#### Problem requirements:
Establish how many lines in the records below include the word "path"; respond with that number only.

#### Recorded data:
Content starts

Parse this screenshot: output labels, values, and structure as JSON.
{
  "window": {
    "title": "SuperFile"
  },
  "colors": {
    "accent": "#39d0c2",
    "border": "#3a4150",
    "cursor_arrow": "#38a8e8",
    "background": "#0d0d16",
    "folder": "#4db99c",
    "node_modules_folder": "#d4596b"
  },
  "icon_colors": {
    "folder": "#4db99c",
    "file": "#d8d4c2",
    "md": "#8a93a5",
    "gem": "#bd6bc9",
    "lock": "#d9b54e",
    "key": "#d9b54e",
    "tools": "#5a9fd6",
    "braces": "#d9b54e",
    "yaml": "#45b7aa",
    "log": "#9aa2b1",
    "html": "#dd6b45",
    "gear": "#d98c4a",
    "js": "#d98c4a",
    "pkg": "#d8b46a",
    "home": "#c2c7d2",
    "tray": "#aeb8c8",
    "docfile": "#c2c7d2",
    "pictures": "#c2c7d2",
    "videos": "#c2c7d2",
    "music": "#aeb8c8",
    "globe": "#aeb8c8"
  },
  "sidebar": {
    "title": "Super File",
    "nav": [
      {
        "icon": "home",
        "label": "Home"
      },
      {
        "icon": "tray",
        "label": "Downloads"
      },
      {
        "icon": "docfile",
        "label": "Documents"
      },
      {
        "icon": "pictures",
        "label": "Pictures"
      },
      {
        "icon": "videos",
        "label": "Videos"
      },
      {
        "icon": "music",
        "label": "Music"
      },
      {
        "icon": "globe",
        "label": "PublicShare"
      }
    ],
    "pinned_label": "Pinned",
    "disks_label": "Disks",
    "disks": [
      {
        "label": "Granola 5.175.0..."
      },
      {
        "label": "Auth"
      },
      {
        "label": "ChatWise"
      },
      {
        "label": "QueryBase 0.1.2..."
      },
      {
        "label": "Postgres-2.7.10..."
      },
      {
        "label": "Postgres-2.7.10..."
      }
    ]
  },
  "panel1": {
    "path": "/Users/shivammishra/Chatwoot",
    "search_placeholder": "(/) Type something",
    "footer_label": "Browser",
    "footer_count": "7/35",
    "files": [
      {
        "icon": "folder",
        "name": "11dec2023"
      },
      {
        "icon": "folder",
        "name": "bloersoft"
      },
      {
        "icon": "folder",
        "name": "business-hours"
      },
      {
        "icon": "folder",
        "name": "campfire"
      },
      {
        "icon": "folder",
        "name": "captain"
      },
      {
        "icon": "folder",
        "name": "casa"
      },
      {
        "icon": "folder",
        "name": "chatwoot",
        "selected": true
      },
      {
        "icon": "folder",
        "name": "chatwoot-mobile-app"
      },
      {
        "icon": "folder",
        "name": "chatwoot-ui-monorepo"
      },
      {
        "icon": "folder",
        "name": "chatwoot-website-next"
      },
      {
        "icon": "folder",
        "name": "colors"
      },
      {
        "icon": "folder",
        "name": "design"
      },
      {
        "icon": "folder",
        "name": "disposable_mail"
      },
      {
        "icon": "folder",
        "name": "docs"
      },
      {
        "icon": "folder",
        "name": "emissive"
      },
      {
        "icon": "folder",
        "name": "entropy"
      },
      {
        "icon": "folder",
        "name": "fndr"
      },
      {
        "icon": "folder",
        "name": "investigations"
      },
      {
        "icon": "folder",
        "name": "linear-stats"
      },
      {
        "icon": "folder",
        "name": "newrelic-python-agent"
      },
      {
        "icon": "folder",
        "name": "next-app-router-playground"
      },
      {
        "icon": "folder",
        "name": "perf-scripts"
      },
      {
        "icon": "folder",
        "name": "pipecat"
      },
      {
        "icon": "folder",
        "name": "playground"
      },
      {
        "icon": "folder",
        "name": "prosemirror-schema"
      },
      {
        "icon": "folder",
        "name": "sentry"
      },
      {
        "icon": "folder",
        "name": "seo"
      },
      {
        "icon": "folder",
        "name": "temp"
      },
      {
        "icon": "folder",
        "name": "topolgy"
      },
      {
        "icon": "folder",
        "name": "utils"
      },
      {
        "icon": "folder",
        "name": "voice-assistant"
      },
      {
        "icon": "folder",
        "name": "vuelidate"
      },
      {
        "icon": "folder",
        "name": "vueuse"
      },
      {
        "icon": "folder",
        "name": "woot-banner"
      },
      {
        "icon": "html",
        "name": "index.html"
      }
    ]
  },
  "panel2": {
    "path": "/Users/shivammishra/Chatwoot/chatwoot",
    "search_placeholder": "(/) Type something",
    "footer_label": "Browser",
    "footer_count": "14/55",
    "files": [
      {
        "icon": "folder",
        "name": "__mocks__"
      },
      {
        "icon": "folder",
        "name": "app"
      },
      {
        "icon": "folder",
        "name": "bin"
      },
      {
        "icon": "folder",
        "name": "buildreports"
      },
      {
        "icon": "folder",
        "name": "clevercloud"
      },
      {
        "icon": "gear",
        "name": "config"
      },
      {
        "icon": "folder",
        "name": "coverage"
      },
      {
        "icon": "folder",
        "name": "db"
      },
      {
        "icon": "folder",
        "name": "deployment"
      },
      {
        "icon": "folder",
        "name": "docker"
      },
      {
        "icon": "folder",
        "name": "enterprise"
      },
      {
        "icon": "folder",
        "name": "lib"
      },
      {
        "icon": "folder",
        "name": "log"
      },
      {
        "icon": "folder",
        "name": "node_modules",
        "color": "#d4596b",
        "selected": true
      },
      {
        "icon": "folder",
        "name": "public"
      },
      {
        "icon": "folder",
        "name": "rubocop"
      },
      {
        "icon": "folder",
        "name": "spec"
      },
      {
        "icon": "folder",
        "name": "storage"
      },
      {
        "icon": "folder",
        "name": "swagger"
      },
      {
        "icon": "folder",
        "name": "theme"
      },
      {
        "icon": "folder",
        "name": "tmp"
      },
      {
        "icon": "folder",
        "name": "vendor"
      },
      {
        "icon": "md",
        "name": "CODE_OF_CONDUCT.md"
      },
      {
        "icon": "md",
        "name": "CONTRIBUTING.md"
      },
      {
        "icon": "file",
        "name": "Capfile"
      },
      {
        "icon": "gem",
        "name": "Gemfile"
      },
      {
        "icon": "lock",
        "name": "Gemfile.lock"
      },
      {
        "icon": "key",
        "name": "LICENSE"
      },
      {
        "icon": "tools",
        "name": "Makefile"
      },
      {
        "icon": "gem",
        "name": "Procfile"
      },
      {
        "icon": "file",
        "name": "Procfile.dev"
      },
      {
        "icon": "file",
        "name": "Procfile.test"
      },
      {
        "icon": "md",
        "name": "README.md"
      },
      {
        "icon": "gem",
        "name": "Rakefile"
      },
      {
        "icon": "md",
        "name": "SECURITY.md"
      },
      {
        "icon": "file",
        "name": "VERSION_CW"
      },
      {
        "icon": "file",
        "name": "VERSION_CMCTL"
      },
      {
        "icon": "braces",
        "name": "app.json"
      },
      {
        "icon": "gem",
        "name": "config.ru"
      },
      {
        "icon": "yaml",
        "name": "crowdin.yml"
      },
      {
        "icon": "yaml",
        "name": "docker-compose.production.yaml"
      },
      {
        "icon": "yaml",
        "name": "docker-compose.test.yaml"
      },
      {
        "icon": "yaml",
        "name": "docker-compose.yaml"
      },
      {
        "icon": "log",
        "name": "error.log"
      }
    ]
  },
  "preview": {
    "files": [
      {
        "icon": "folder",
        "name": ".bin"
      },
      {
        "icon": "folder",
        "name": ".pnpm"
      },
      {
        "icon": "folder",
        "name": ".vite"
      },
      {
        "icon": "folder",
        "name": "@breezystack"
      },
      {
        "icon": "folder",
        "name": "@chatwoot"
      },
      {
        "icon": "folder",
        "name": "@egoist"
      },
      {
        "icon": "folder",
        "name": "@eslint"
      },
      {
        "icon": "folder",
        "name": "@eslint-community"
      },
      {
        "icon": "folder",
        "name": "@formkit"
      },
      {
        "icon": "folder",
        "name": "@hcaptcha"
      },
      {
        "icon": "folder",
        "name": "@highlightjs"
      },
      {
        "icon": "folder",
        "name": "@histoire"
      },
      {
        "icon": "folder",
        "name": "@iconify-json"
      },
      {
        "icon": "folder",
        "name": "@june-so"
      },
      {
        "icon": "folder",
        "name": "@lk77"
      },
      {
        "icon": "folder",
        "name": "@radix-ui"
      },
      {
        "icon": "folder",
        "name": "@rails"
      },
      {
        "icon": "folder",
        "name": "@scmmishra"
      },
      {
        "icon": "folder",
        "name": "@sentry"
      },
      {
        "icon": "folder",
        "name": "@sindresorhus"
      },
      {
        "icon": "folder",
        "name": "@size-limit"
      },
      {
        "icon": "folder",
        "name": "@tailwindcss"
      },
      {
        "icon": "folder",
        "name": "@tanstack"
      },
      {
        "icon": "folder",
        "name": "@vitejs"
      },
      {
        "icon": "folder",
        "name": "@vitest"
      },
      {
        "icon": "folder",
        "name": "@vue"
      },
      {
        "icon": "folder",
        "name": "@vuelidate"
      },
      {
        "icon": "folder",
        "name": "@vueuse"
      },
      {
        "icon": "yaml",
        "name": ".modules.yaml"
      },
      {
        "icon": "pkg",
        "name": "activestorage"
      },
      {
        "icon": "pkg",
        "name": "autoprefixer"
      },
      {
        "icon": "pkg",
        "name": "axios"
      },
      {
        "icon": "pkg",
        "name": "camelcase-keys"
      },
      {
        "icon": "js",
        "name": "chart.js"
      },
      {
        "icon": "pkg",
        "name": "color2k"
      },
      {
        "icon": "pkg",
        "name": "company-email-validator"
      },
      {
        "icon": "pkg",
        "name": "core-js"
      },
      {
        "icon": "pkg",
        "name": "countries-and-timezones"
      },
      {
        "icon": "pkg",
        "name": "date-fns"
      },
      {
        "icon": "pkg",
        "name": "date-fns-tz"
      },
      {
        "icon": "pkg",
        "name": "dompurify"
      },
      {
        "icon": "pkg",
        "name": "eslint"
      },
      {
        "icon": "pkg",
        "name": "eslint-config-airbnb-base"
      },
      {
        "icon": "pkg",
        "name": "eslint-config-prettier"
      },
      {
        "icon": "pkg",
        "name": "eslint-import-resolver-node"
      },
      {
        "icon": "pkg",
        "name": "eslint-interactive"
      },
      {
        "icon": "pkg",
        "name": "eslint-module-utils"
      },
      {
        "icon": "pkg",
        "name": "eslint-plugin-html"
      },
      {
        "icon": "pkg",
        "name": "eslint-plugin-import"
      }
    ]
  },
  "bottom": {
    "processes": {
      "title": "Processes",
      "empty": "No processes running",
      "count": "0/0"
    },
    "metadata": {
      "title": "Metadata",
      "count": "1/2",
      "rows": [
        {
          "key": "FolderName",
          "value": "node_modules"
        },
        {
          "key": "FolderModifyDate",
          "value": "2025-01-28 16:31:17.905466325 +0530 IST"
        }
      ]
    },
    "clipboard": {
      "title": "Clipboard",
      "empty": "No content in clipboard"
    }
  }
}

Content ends

#### Written answer:
2